MATERIAL SHOWN =>
▶

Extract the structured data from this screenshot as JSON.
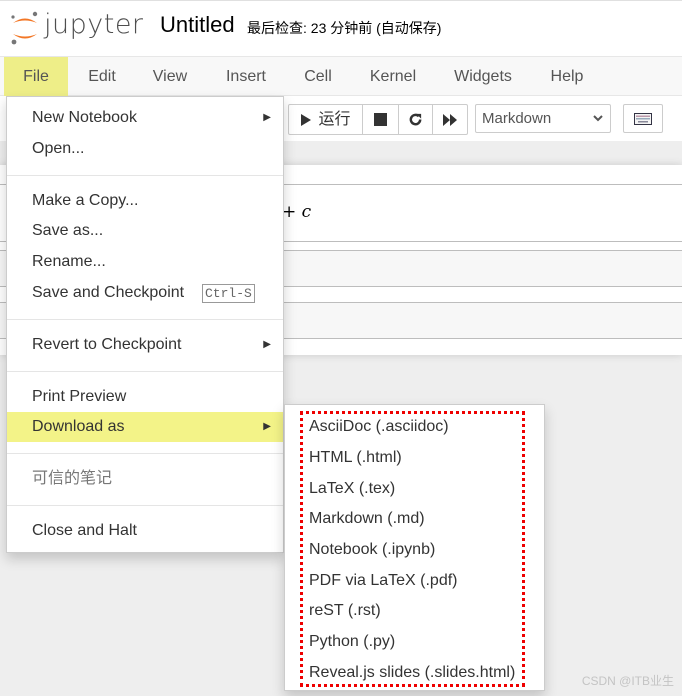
{
  "header": {
    "logo_text": "jupyter",
    "notebook_title": "Untitled",
    "checkpoint_status": "最后检查: 23 分钟前  (自动保存)"
  },
  "menubar": {
    "items": [
      {
        "label": "File",
        "active": true
      },
      {
        "label": "Edit"
      },
      {
        "label": "View"
      },
      {
        "label": "Insert"
      },
      {
        "label": "Cell"
      },
      {
        "label": "Kernel"
      },
      {
        "label": "Widgets"
      },
      {
        "label": "Help"
      }
    ]
  },
  "toolbar": {
    "run_label": "运行",
    "run_icon": "play-icon",
    "stop_icon": "stop-icon",
    "restart_icon": "restart-icon",
    "fast_forward_icon": "fast-forward-icon",
    "cell_type_selected": "Markdown",
    "keyboard_icon": "keyboard-icon"
  },
  "notebook": {
    "math_fragment": "+ c"
  },
  "file_menu": {
    "items": [
      {
        "label": "New Notebook",
        "has_submenu": true
      },
      {
        "label": "Open..."
      },
      {
        "label": "Make a Copy..."
      },
      {
        "label": "Save as..."
      },
      {
        "label": "Rename..."
      },
      {
        "label": "Save and Checkpoint",
        "shortcut": "Ctrl-S"
      },
      {
        "label": "Revert to Checkpoint",
        "has_submenu": true
      },
      {
        "label": "Print Preview"
      },
      {
        "label": "Download as",
        "has_submenu": true,
        "active": true
      },
      {
        "label": "可信的笔记",
        "disabled": true
      },
      {
        "label": "Close and Halt"
      }
    ]
  },
  "download_submenu": {
    "items": [
      {
        "label": "AsciiDoc (.asciidoc)"
      },
      {
        "label": "HTML (.html)"
      },
      {
        "label": "LaTeX (.tex)"
      },
      {
        "label": "Markdown (.md)"
      },
      {
        "label": "Notebook (.ipynb)"
      },
      {
        "label": "PDF via LaTeX (.pdf)"
      },
      {
        "label": "reST (.rst)"
      },
      {
        "label": "Python (.py)"
      },
      {
        "label": "Reveal.js slides (.slides.html)"
      }
    ],
    "highlight_color": "#ee0000"
  },
  "colors": {
    "menu_active": "#eeee88",
    "logo_orange": "#f37726",
    "logo_grey": "#767677"
  },
  "watermark": "CSDN @ITB业生"
}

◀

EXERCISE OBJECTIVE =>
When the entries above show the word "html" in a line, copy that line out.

SOLUTION =>
        "label": "HTML (.html)"
        "label": "Reveal.js slides (.slides.html)"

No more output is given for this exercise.